Task item:
Your task is to find every line in the records that holds the string "JSON" and copy it.

Web page and app entries:
######

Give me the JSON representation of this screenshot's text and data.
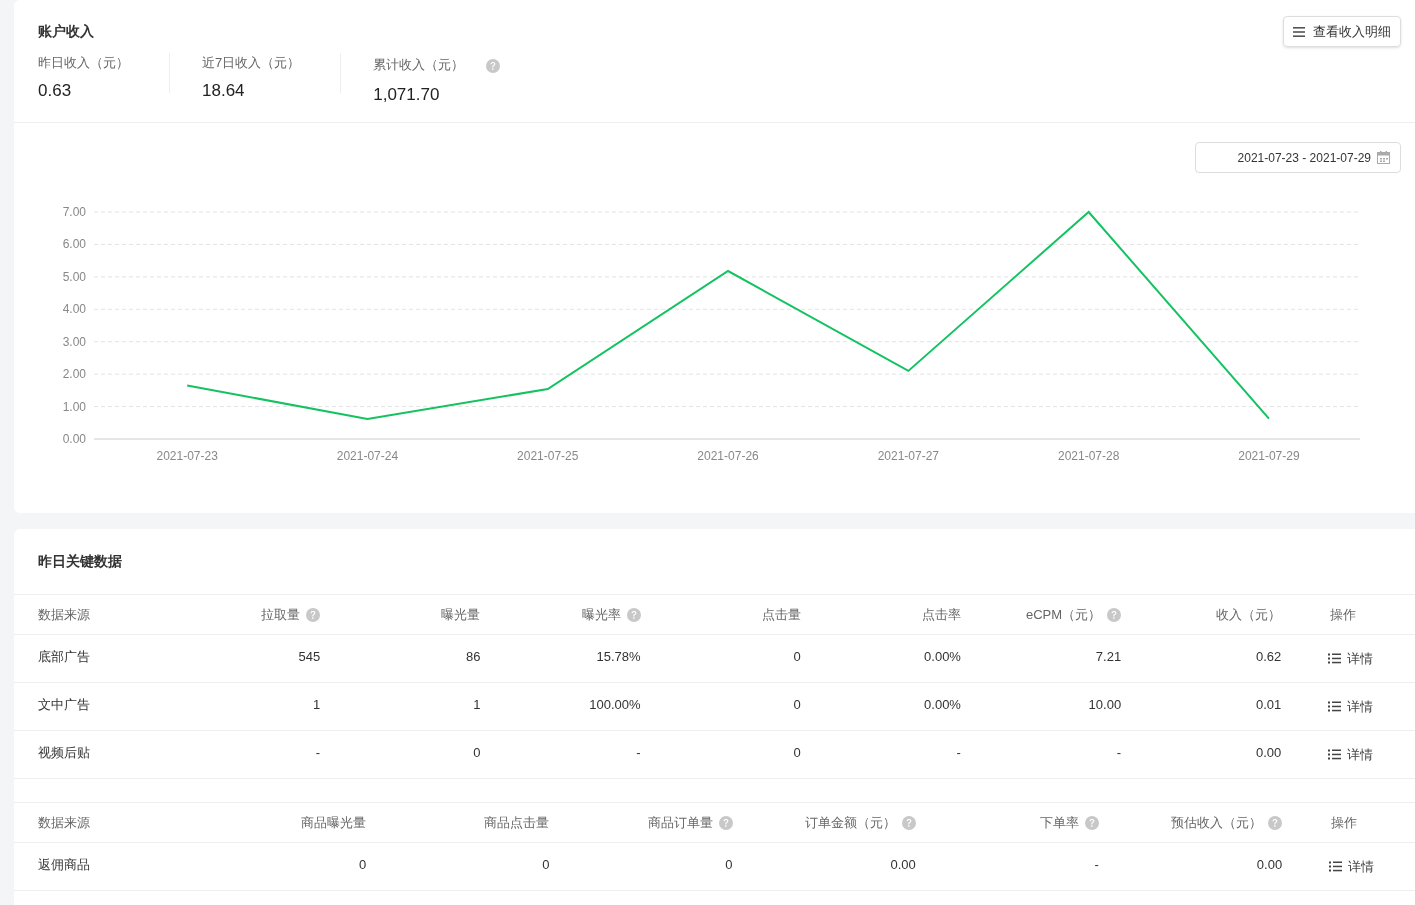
{
  "income": {
    "title": "账户收入",
    "detail_button": "查看收入明细",
    "stats": [
      {
        "label": "昨日收入（元）",
        "value": "0.63",
        "help": false
      },
      {
        "label": "近7日收入（元）",
        "value": "18.64",
        "help": false
      },
      {
        "label": "累计收入（元）",
        "value": "1,071.70",
        "help": true
      }
    ],
    "date_range": "2021-07-23 - 2021-07-29",
    "chart_data": {
      "type": "line",
      "categories": [
        "2021-07-23",
        "2021-07-24",
        "2021-07-25",
        "2021-07-26",
        "2021-07-27",
        "2021-07-28",
        "2021-07-29"
      ],
      "grid": true,
      "series": [
        {
          "color": "#13c261",
          "values": [
            1.65,
            0.62,
            1.54,
            5.18,
            2.1,
            7.0,
            0.63
          ]
        }
      ],
      "ylim": [
        0,
        7
      ],
      "yticks": [
        {
          "value": 0,
          "label": "0.00"
        },
        {
          "value": 1,
          "label": "1.00"
        },
        {
          "value": 2,
          "label": "2.00"
        },
        {
          "value": 3,
          "label": "3.00"
        },
        {
          "value": 4,
          "label": "4.00"
        },
        {
          "value": 5,
          "label": "5.00"
        },
        {
          "value": 6,
          "label": "6.00"
        },
        {
          "value": 7,
          "label": "7.00"
        }
      ]
    }
  },
  "key_data": {
    "title": "昨日关键数据",
    "tables": [
      {
        "columns": [
          {
            "label": "数据来源",
            "help": false
          },
          {
            "label": "拉取量",
            "help": true
          },
          {
            "label": "曝光量",
            "help": false
          },
          {
            "label": "曝光率",
            "help": true
          },
          {
            "label": "点击量",
            "help": false
          },
          {
            "label": "点击率",
            "help": false
          },
          {
            "label": "eCPM（元）",
            "help": true
          },
          {
            "label": "收入（元）",
            "help": false
          },
          {
            "label": "操作",
            "help": false
          }
        ],
        "rows": [
          {
            "cells": [
              "底部广告",
              "545",
              "86",
              "15.78%",
              "0",
              "0.00%",
              "7.21",
              "0.62"
            ],
            "action": "详情"
          },
          {
            "cells": [
              "文中广告",
              "1",
              "1",
              "100.00%",
              "0",
              "0.00%",
              "10.00",
              "0.01"
            ],
            "action": "详情"
          },
          {
            "cells": [
              "视频后贴",
              "-",
              "0",
              "-",
              "0",
              "-",
              "-",
              "0.00"
            ],
            "action": "详情"
          }
        ]
      },
      {
        "columns": [
          {
            "label": "数据来源",
            "help": false
          },
          {
            "label": "商品曝光量",
            "help": false
          },
          {
            "label": "商品点击量",
            "help": false
          },
          {
            "label": "商品订单量",
            "help": true
          },
          {
            "label": "订单金额（元）",
            "help": true
          },
          {
            "label": "下单率",
            "help": true
          },
          {
            "label": "预估收入（元）",
            "help": true
          },
          {
            "label": "操作",
            "help": false
          }
        ],
        "rows": [
          {
            "cells": [
              "返佣商品",
              "0",
              "0",
              "0",
              "0.00",
              "-",
              "0.00"
            ],
            "action": "详情"
          }
        ]
      }
    ]
  }
}
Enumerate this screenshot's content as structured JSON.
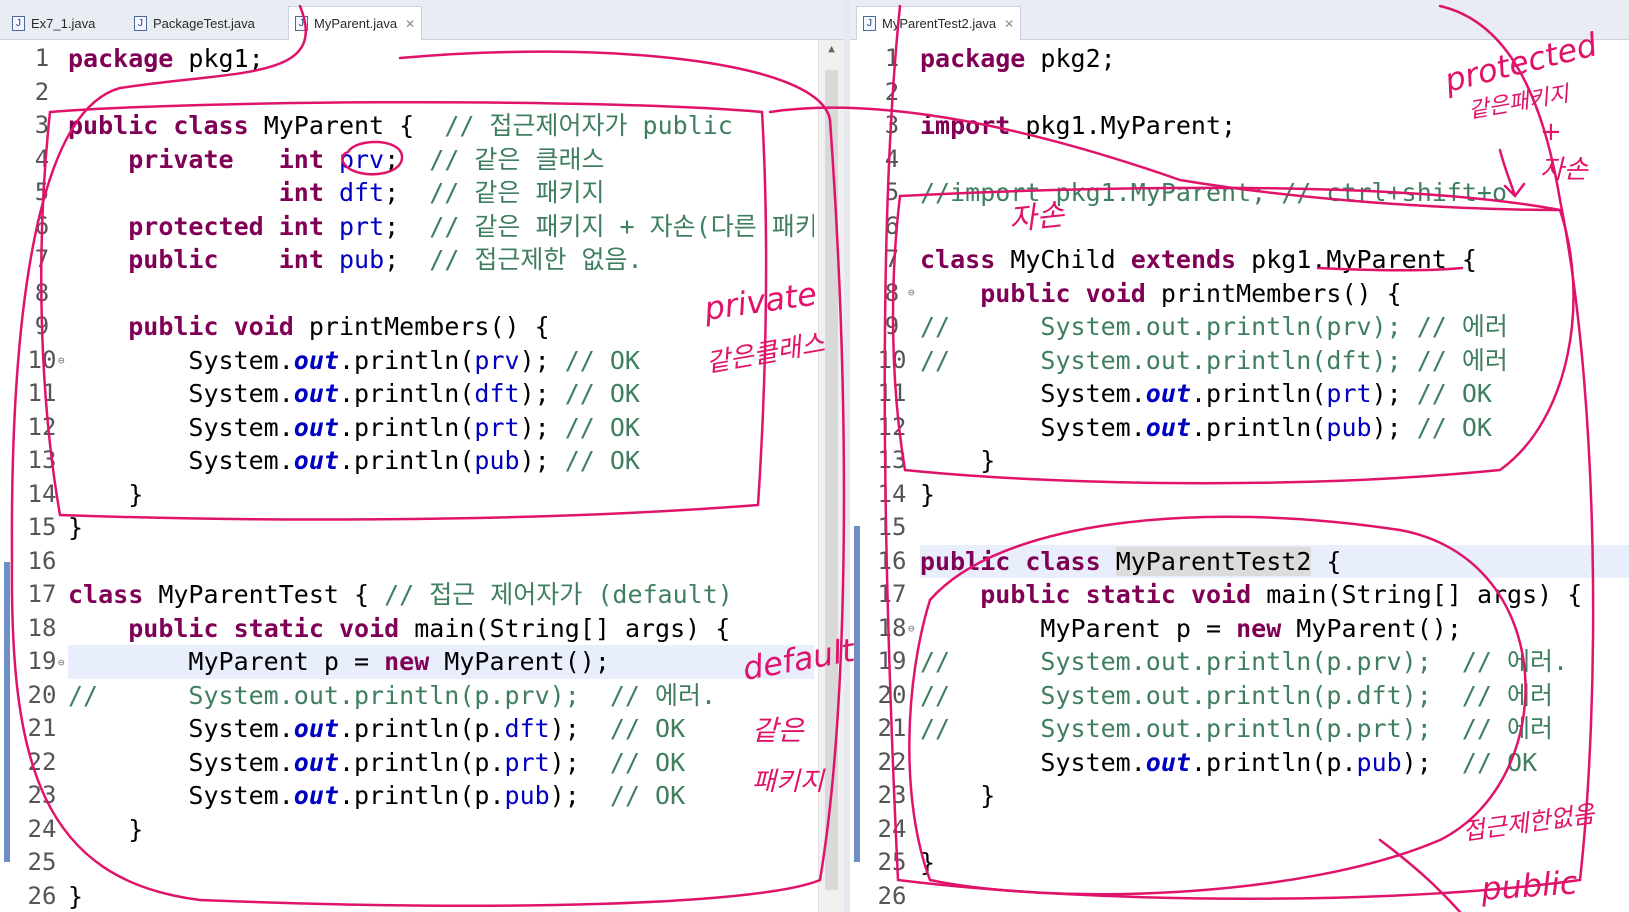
{
  "left_pane": {
    "tabs": [
      {
        "label": "Ex7_1.java",
        "active": false
      },
      {
        "label": "PackageTest.java",
        "active": false
      },
      {
        "label": "MyParent.java",
        "active": true
      }
    ],
    "lines": [
      {
        "no": "1"
      },
      {
        "no": "2"
      },
      {
        "no": "3"
      },
      {
        "no": "4"
      },
      {
        "no": "5"
      },
      {
        "no": "6"
      },
      {
        "no": "7"
      },
      {
        "no": "8"
      },
      {
        "no": "9"
      },
      {
        "no": "10"
      },
      {
        "no": "11"
      },
      {
        "no": "12"
      },
      {
        "no": "13"
      },
      {
        "no": "14"
      },
      {
        "no": "15"
      },
      {
        "no": "16"
      },
      {
        "no": "17"
      },
      {
        "no": "18"
      },
      {
        "no": "19"
      },
      {
        "no": "20"
      },
      {
        "no": "21"
      },
      {
        "no": "22"
      },
      {
        "no": "23"
      },
      {
        "no": "24"
      },
      {
        "no": "25"
      },
      {
        "no": "26"
      }
    ],
    "code": {
      "l1": {
        "kw": "package",
        "rest": " pkg1;"
      },
      "l3": {
        "kw1": "public",
        "kw2": "class",
        "name": " MyParent {  ",
        "comment": "// 접근제어자가 public"
      },
      "l4": {
        "kw": "private",
        "type": "int",
        "field": "prv",
        "semi": ";  ",
        "comment": "// 같은 클래스"
      },
      "l5": {
        "type": "int",
        "field": "dft",
        "semi": ";  ",
        "comment": "// 같은 패키지"
      },
      "l6": {
        "kw": "protected",
        "type": "int",
        "field": "prt",
        "semi": ";  ",
        "comment": "// 같은 패키지 + 자손(다른 패키"
      },
      "l7": {
        "kw": "public",
        "type": "int",
        "field": "pub",
        "semi": ";  ",
        "comment": "// 접근제한 없음."
      },
      "l9": {
        "kw1": "public",
        "kw2": "void",
        "rest": " printMembers() {"
      },
      "l10": {
        "a": "System.",
        "out": "out",
        "b": ".println(",
        "field": "prv",
        "c": "); ",
        "comment": "// OK"
      },
      "l11": {
        "a": "System.",
        "out": "out",
        "b": ".println(",
        "field": "dft",
        "c": "); ",
        "comment": "// OK"
      },
      "l12": {
        "a": "System.",
        "out": "out",
        "b": ".println(",
        "field": "prt",
        "c": "); ",
        "comment": "// OK"
      },
      "l13": {
        "a": "System.",
        "out": "out",
        "b": ".println(",
        "field": "pub",
        "c": "); ",
        "comment": "// OK"
      },
      "l14": "}",
      "l15": "}",
      "l17": {
        "kw": "class",
        "name": " MyParentTest { ",
        "comment": "// 접근 제어자가 (default)"
      },
      "l18": {
        "kw1": "public",
        "kw2": "static",
        "kw3": "void",
        "rest": " main(String[] args) {"
      },
      "l19": {
        "a": "MyParent p = ",
        "kw": "new",
        "b": " MyParent();"
      },
      "l20": {
        "comment": "//      System.out.println(p.prv);  // 에러."
      },
      "l21": {
        "a": "System.",
        "out": "out",
        "b": ".println(p.",
        "field": "dft",
        "c": ");  ",
        "comment": "// OK"
      },
      "l22": {
        "a": "System.",
        "out": "out",
        "b": ".println(p.",
        "field": "prt",
        "c": ");  ",
        "comment": "// OK"
      },
      "l23": {
        "a": "System.",
        "out": "out",
        "b": ".println(p.",
        "field": "pub",
        "c": ");  ",
        "comment": "// OK"
      },
      "l24": "}",
      "l26": "}"
    }
  },
  "right_pane": {
    "tabs": [
      {
        "label": "MyParentTest2.java",
        "active": true
      }
    ],
    "lines": [
      {
        "no": "1"
      },
      {
        "no": "2"
      },
      {
        "no": "3"
      },
      {
        "no": "4"
      },
      {
        "no": "5"
      },
      {
        "no": "6"
      },
      {
        "no": "7"
      },
      {
        "no": "8"
      },
      {
        "no": "9"
      },
      {
        "no": "10"
      },
      {
        "no": "11"
      },
      {
        "no": "12"
      },
      {
        "no": "13"
      },
      {
        "no": "14"
      },
      {
        "no": "15"
      },
      {
        "no": "16"
      },
      {
        "no": "17"
      },
      {
        "no": "18"
      },
      {
        "no": "19"
      },
      {
        "no": "20"
      },
      {
        "no": "21"
      },
      {
        "no": "22"
      },
      {
        "no": "23"
      },
      {
        "no": "24"
      },
      {
        "no": "25"
      },
      {
        "no": "26"
      }
    ],
    "code": {
      "l1": {
        "kw": "package",
        "rest": " pkg2;"
      },
      "l3": {
        "kw": "import",
        "rest": " pkg1.MyParent;"
      },
      "l5": {
        "comment": "//import pkg1.MyParent; // ctrl+shift+o"
      },
      "l7": {
        "kw1": "class",
        "name": " MyChild ",
        "kw2": "extends",
        "rest": " pkg1.MyParent {"
      },
      "l8": {
        "kw1": "public",
        "kw2": "void",
        "rest": " printMembers() {"
      },
      "l9": {
        "comment": "//      System.out.println(prv); // 에러"
      },
      "l10": {
        "comment": "//      System.out.println(dft); // 에러"
      },
      "l11": {
        "a": "System.",
        "out": "out",
        "b": ".println(",
        "field": "prt",
        "c": "); ",
        "comment": "// OK"
      },
      "l12": {
        "a": "System.",
        "out": "out",
        "b": ".println(",
        "field": "pub",
        "c": "); ",
        "comment": "// OK"
      },
      "l13": "}",
      "l14": "}",
      "l16": {
        "kw1": "public",
        "kw2": "class",
        "name": "MyParentTest2",
        "rest": " {"
      },
      "l17": {
        "kw1": "public",
        "kw2": "static",
        "kw3": "void",
        "rest": " main(String[] args) {"
      },
      "l18": {
        "a": "MyParent p = ",
        "kw": "new",
        "b": " MyParent();"
      },
      "l19": {
        "comment": "//      System.out.println(p.prv);  // 에러."
      },
      "l20": {
        "comment": "//      System.out.println(p.dft);  // 에러"
      },
      "l21": {
        "comment": "//      System.out.println(p.prt);  // 에러"
      },
      "l22": {
        "a": "System.",
        "out": "out",
        "b": ".println(p.",
        "field": "pub",
        "c": ");  ",
        "comment": "// OK"
      },
      "l23": "}",
      "l25": "}"
    }
  },
  "annotations": {
    "private_note_1": "private",
    "private_note_2": "같은클래스",
    "default_note_1": "default",
    "default_note_2": "같은",
    "default_note_3": "패키지",
    "child_note": "자손",
    "protected_note_1": "protected",
    "protected_note_2": "같은패키지",
    "protected_note_3": "+",
    "protected_note_4": "자손",
    "public_note_1": "접근제한없음",
    "public_note_2": "public",
    "ink_color": "#e0136b"
  }
}
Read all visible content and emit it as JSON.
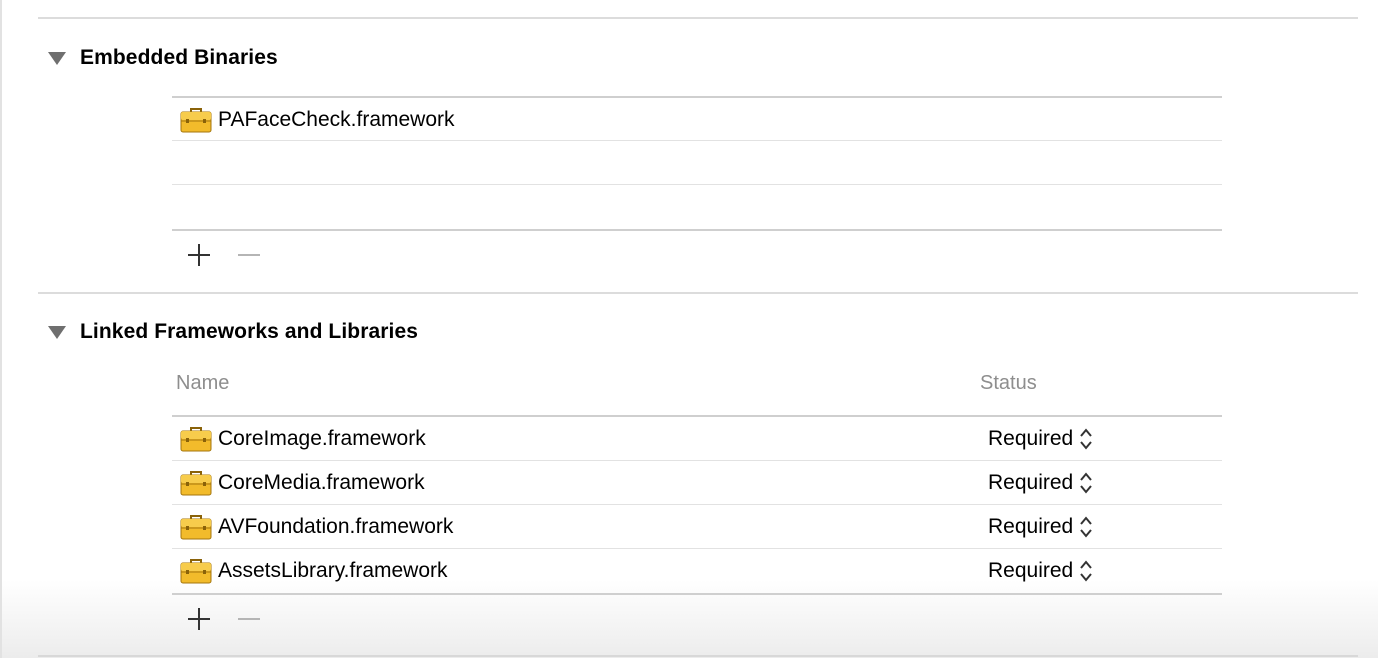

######

Response area:
Give me the JSON representation of this screenshot's text and data.
Enumerate this screenshot's content as structured JSON.
Read all visible content and emit it as JSON.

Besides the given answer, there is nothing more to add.